Democracy is a tool for nationhood and is a means but not an end. The fundamental assumption of democracy is that people are rational enough to make their own choices. But what is rational and does rationality differs from one and another? Yes! Why do people smoke even though they know it is bad for their health? But it is also rational to some sense is that they are maximizing their own short term happiness by smoking. Fundamentally, democracy is only a tool to bring more fairness, justice and better lives to its citizens. Sometime it works (Switzerland); sometimes it doesn’t (Philippines).
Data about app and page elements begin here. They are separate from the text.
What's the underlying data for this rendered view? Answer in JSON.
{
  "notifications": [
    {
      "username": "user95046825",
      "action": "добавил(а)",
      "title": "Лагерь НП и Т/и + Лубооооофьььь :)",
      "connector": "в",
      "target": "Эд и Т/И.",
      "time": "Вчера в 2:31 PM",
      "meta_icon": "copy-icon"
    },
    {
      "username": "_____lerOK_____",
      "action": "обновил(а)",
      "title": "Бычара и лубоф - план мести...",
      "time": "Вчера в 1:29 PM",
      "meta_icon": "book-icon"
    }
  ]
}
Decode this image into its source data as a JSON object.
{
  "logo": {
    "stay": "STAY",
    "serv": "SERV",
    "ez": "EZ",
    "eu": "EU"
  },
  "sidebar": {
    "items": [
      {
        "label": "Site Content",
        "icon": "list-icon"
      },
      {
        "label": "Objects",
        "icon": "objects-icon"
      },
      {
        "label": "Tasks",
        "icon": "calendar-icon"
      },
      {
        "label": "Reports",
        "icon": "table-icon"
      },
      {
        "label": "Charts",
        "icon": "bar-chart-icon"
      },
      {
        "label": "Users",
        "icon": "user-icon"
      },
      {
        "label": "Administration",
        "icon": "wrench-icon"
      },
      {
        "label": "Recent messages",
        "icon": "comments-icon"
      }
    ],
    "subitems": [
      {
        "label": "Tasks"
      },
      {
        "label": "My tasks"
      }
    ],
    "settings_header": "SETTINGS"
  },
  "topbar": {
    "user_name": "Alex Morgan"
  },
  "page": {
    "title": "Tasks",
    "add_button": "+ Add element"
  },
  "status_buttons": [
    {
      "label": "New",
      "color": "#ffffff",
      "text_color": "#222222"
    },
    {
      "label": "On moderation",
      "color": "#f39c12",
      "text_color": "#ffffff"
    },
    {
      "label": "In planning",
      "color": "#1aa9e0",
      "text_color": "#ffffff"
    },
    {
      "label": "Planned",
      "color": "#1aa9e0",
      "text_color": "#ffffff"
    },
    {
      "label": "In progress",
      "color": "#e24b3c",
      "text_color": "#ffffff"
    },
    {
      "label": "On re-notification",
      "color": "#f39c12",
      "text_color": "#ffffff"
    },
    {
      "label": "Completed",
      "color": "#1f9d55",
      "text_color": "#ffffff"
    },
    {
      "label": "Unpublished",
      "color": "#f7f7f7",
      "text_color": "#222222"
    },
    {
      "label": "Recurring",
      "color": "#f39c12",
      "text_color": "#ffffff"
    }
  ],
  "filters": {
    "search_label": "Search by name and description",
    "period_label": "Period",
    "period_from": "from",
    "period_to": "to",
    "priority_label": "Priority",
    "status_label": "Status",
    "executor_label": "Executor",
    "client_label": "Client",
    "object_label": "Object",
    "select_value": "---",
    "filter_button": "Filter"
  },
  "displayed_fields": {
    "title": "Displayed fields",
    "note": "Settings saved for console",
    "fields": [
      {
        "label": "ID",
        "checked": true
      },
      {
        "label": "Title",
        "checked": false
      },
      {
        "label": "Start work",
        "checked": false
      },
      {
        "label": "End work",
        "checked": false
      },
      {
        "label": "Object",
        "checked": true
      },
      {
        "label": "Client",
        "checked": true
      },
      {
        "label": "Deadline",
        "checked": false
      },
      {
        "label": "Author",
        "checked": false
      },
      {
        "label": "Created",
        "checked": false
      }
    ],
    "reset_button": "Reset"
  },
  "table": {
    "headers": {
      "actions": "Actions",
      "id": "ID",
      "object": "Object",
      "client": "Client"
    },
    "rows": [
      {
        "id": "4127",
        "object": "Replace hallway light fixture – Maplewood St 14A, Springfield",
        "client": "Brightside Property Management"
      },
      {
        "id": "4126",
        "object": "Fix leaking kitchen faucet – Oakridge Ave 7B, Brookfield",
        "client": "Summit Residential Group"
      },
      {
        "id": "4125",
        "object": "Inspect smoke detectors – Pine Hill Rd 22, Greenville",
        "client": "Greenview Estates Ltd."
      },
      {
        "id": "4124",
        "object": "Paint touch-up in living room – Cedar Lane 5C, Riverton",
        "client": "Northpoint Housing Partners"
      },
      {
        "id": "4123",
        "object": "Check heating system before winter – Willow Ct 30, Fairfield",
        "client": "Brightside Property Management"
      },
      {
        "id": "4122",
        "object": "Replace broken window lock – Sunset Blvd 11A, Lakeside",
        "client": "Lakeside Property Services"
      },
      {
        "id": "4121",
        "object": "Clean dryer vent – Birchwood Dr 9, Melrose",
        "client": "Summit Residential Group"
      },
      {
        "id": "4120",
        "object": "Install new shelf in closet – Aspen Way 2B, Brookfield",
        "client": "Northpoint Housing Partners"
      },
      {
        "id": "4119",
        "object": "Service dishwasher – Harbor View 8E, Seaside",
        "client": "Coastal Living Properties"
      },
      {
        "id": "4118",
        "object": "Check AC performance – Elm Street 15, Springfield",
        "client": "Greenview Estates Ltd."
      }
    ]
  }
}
Do I think if the Singapore Parliament can do with more creditable oppositions? Yes, I think so. But the opposition member should not be elected just because it opposes for the sake of opposing. He/she has to be creditable and capable. Too much of the underdog sympathy and therefore-I-vote-for-them kind of attitude doesn’t make our society any better. But we do need check-and-balances as the Worker’s Party advocates. Personally (which maybe objective), I think PAP has used too much underhand (but legal) means of gaining unfair competition ahead of their oppositions in the past. But they can’t and I don’t think they will do that again as the perception of fairness amongst the public has increased. There are issues which I’m strongly against the PAP’s decisions. Example: Why should a legitimately elected opposition MP (eg Chiam See Tong and Low Thia Khiang) not able to seat in the Constituency’s Citizens Consultative Committee (CCC) as the Adviser but have an PAP appointed representative (eg Sitoh Yih-Pin)?
Enough of ramblings from me and after this article, I will write on something more empirical. At82, Aljunied GRC will definitely change. Don’t be surprised that you land up being at Sembawang GRC or Pasir Ris-Punggol or even Ang Mo Kio GRC. Wolong, I did think of writing on older generation of leaders and communist Lim Chin Siong or Fong Swee Suan but probably younger readers are not used to such colourful past.
Coming Up Next: Policy Implementation in Singapore
Prime Minister Lee Hsien Loong, “I tell you one thing we can do the Chinese cannot do. I can ban chewing gum in Singapore and make it stick. Can you do that in Tiananmen?” Traditionally, when leaders put forth a policy, Singaporeans assumed that it is implemented. Implementation has always been the strength of the PAP government but behind the veil of Ministries, what really happens and how does it get implemented?